<<<<

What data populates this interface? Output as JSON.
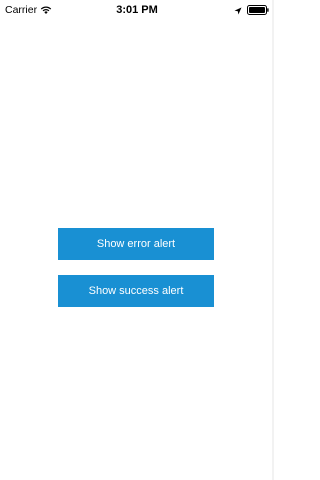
{
  "status_bar": {
    "carrier": "Carrier",
    "time": "3:01 PM",
    "icons": [
      "wifi-icon",
      "location-icon",
      "battery-icon"
    ]
  },
  "buttons": {
    "error_label": "Show error alert",
    "success_label": "Show success alert"
  },
  "colors": {
    "button_background": "#1990d3",
    "button_text": "#ffffff",
    "background": "#ffffff"
  }
}
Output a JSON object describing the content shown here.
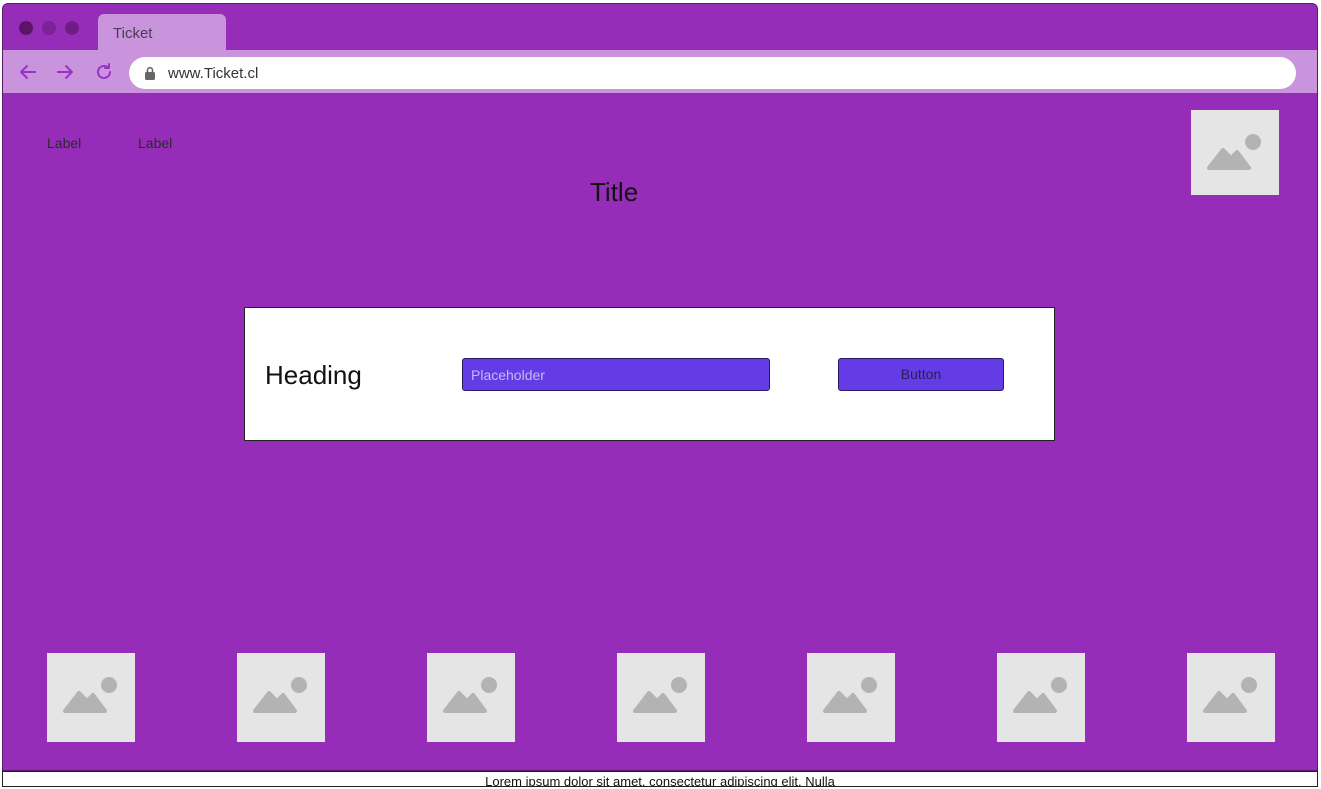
{
  "browser": {
    "tab_title": "Ticket",
    "url": "www.Ticket.cl"
  },
  "icons": {
    "back": "arrow-left-icon",
    "forward": "arrow-right-icon",
    "reload": "reload-icon",
    "lock": "lock-icon",
    "image": "image-placeholder-icon"
  },
  "colors": {
    "page_background": "#962DB8",
    "toolbar": "#C994DC",
    "accent": "#643CE5",
    "placeholder_bg": "#E5E5E5",
    "icon_color": "#9B30C8"
  },
  "header": {
    "labels": [
      "Label",
      "Label"
    ],
    "title": "Title"
  },
  "card": {
    "heading": "Heading",
    "input_placeholder": "Placeholder",
    "button_label": "Button"
  },
  "footer": {
    "text": "Lorem ipsum dolor sit amet, consectetur adipiscing elit. Nulla"
  }
}
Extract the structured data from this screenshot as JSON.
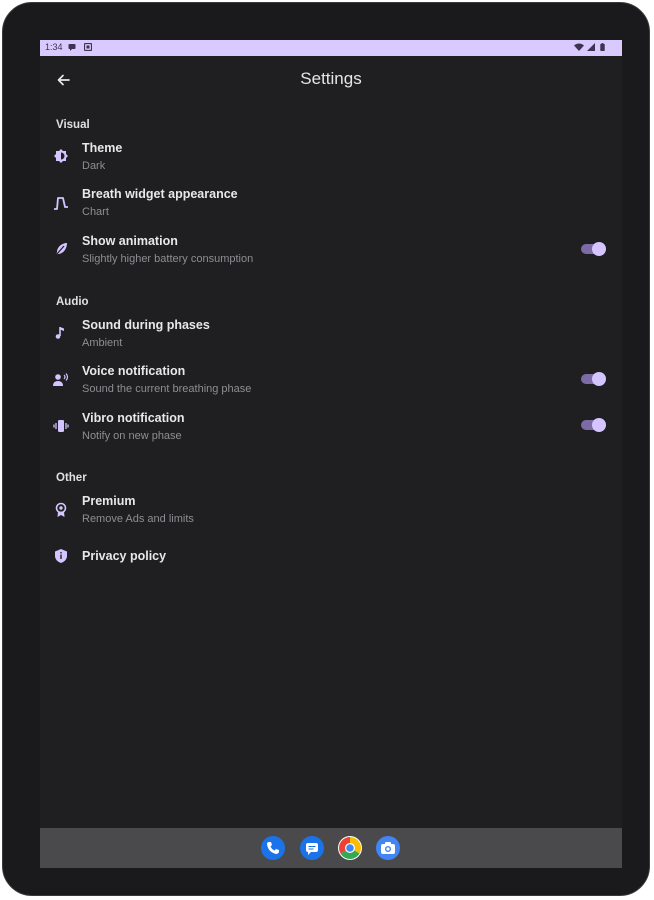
{
  "status_bar": {
    "time": "1:34",
    "left_icons": [
      "message-icon",
      "notification-icon"
    ],
    "right_icons": [
      "wifi-icon",
      "signal-icon",
      "battery-icon"
    ]
  },
  "app_bar": {
    "back_icon": "arrow-left-icon",
    "title": "Settings"
  },
  "sections": {
    "visual": {
      "header": "Visual",
      "theme": {
        "icon": "theme-icon",
        "title": "Theme",
        "subtitle": "Dark"
      },
      "breath_widget": {
        "icon": "chart-pulse-icon",
        "title": "Breath widget appearance",
        "subtitle": "Chart"
      },
      "show_animation": {
        "icon": "feather-icon",
        "title": "Show animation",
        "subtitle": "Slightly higher battery consumption",
        "enabled": true
      }
    },
    "audio": {
      "header": "Audio",
      "sound_during_phases": {
        "icon": "music-note-icon",
        "title": "Sound during phases",
        "subtitle": "Ambient"
      },
      "voice_notification": {
        "icon": "voice-icon",
        "title": "Voice notification",
        "subtitle": "Sound the current breathing phase",
        "enabled": true
      },
      "vibro_notification": {
        "icon": "vibration-icon",
        "title": "Vibro notification",
        "subtitle": "Notify on new phase",
        "enabled": true
      }
    },
    "other": {
      "header": "Other",
      "premium": {
        "icon": "premium-badge-icon",
        "title": "Premium",
        "subtitle": "Remove Ads and limits"
      },
      "privacy_policy": {
        "icon": "shield-icon",
        "title": "Privacy policy"
      }
    }
  },
  "dock": {
    "apps": [
      "phone-icon",
      "messages-icon",
      "chrome-icon",
      "camera-icon"
    ]
  },
  "colors": {
    "accent": "#d4c4ff",
    "accent_track": "#7d6ba6",
    "background": "#1f1f21",
    "status_bar": "#d9c9ff",
    "nav_bar": "#4a4a4c"
  }
}
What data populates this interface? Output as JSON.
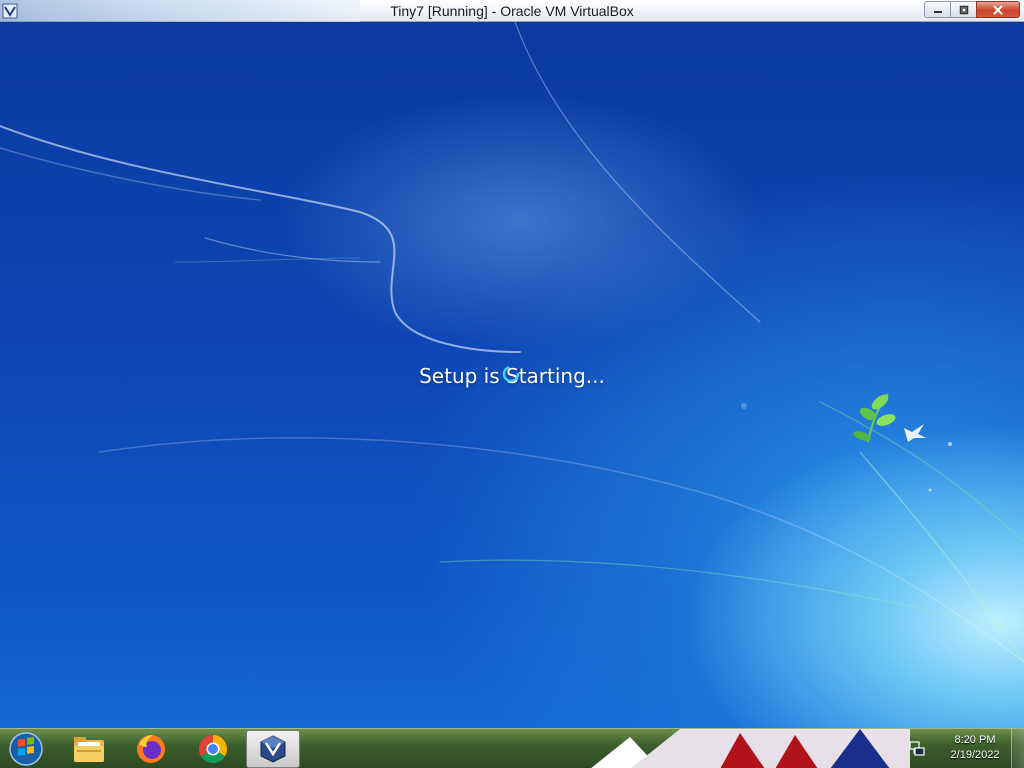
{
  "window": {
    "title": "Tiny7 [Running] - Oracle VM VirtualBox",
    "icon": "virtualbox-icon",
    "buttons": [
      "minimize-icon",
      "restore-icon",
      "close-icon"
    ]
  },
  "vm_screen": {
    "status_text": "Setup is Starting...",
    "spinner": "loading-spinner-icon"
  },
  "taskbar": {
    "start_icon": "windows-start-orb",
    "pinned": [
      {
        "name": "windows-explorer",
        "icon": "folder-icon"
      },
      {
        "name": "firefox",
        "icon": "firefox-icon"
      },
      {
        "name": "chrome",
        "icon": "chrome-icon"
      },
      {
        "name": "virtualbox",
        "icon": "virtualbox-icon",
        "active": true
      }
    ],
    "tray": {
      "network_icon": "network-icon",
      "time": "8:20 PM",
      "date": "2/19/2022"
    }
  },
  "colors": {
    "desktop_blue": "#0d46b4",
    "close_red": "#c8432b",
    "taskbar_green": "#3d5f2c"
  }
}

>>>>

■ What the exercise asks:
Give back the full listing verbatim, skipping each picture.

■ Output for this task:
What data populates this interface? Output as JSON.
{
  "status_bar": {
    "carrier": "Carrier",
    "time": "3:01 PM",
    "icons": [
      "wifi-icon",
      "location-icon",
      "battery-icon"
    ]
  },
  "buttons": {
    "error_label": "Show error alert",
    "success_label": "Show success alert"
  },
  "colors": {
    "button_background": "#1990d3",
    "button_text": "#ffffff",
    "background": "#ffffff"
  }
}
Output a JSON object describing the content shown here.
{
  "browser": {
    "tab_title": "Ticket",
    "url": "www.Ticket.cl"
  },
  "icons": {
    "back": "arrow-left-icon",
    "forward": "arrow-right-icon",
    "reload": "reload-icon",
    "lock": "lock-icon",
    "image": "image-placeholder-icon"
  },
  "colors": {
    "page_background": "#962DB8",
    "toolbar": "#C994DC",
    "accent": "#643CE5",
    "placeholder_bg": "#E5E5E5",
    "icon_color": "#9B30C8"
  },
  "header": {
    "labels": [
      "Label",
      "Label"
    ],
    "title": "Title"
  },
  "card": {
    "heading": "Heading",
    "input_placeholder": "Placeholder",
    "button_label": "Button"
  },
  "footer": {
    "text": "Lorem ipsum dolor sit amet, consectetur adipiscing elit. Nulla"
  }
}
Extract the structured data from this screenshot as JSON.
{
  "status_bar": {
    "time": "1:34",
    "left_icons": [
      "message-icon",
      "notification-icon"
    ],
    "right_icons": [
      "wifi-icon",
      "signal-icon",
      "battery-icon"
    ]
  },
  "app_bar": {
    "back_icon": "arrow-left-icon",
    "title": "Settings"
  },
  "sections": {
    "visual": {
      "header": "Visual",
      "theme": {
        "icon": "theme-icon",
        "title": "Theme",
        "subtitle": "Dark"
      },
      "breath_widget": {
        "icon": "chart-pulse-icon",
        "title": "Breath widget appearance",
        "subtitle": "Chart"
      },
      "show_animation": {
        "icon": "feather-icon",
        "title": "Show animation",
        "subtitle": "Slightly higher battery consumption",
        "enabled": true
      }
    },
    "audio": {
      "header": "Audio",
      "sound_during_phases": {
        "icon": "music-note-icon",
        "title": "Sound during phases",
        "subtitle": "Ambient"
      },
      "voice_notification": {
        "icon": "voice-icon",
        "title": "Voice notification",
        "subtitle": "Sound the current breathing phase",
        "enabled": true
      },
      "vibro_notification": {
        "icon": "vibration-icon",
        "title": "Vibro notification",
        "subtitle": "Notify on new phase",
        "enabled": true
      }
    },
    "other": {
      "header": "Other",
      "premium": {
        "icon": "premium-badge-icon",
        "title": "Premium",
        "subtitle": "Remove Ads and limits"
      },
      "privacy_policy": {
        "icon": "shield-icon",
        "title": "Privacy policy"
      }
    }
  },
  "dock": {
    "apps": [
      "phone-icon",
      "messages-icon",
      "chrome-icon",
      "camera-icon"
    ]
  },
  "colors": {
    "accent": "#d4c4ff",
    "accent_track": "#7d6ba6",
    "background": "#1f1f21",
    "status_bar": "#d9c9ff",
    "nav_bar": "#4a4a4c"
  }
}
What data populates this interface? Output as JSON.
{
  "window": {
    "title": "Tiny7 [Running] - Oracle VM VirtualBox",
    "icon": "virtualbox-icon",
    "buttons": [
      "minimize-icon",
      "restore-icon",
      "close-icon"
    ]
  },
  "vm_screen": {
    "status_text": "Setup is Starting...",
    "spinner": "loading-spinner-icon"
  },
  "taskbar": {
    "start_icon": "windows-start-orb",
    "pinned": [
      {
        "name": "windows-explorer",
        "icon": "folder-icon"
      },
      {
        "name": "firefox",
        "icon": "firefox-icon"
      },
      {
        "name": "chrome",
        "icon": "chrome-icon"
      },
      {
        "name": "virtualbox",
        "icon": "virtualbox-icon",
        "active": true
      }
    ],
    "tray": {
      "network_icon": "network-icon",
      "time": "8:20 PM",
      "date": "2/19/2022"
    }
  },
  "colors": {
    "desktop_blue": "#0d46b4",
    "close_red": "#c8432b",
    "taskbar_green": "#3d5f2c"
  }
}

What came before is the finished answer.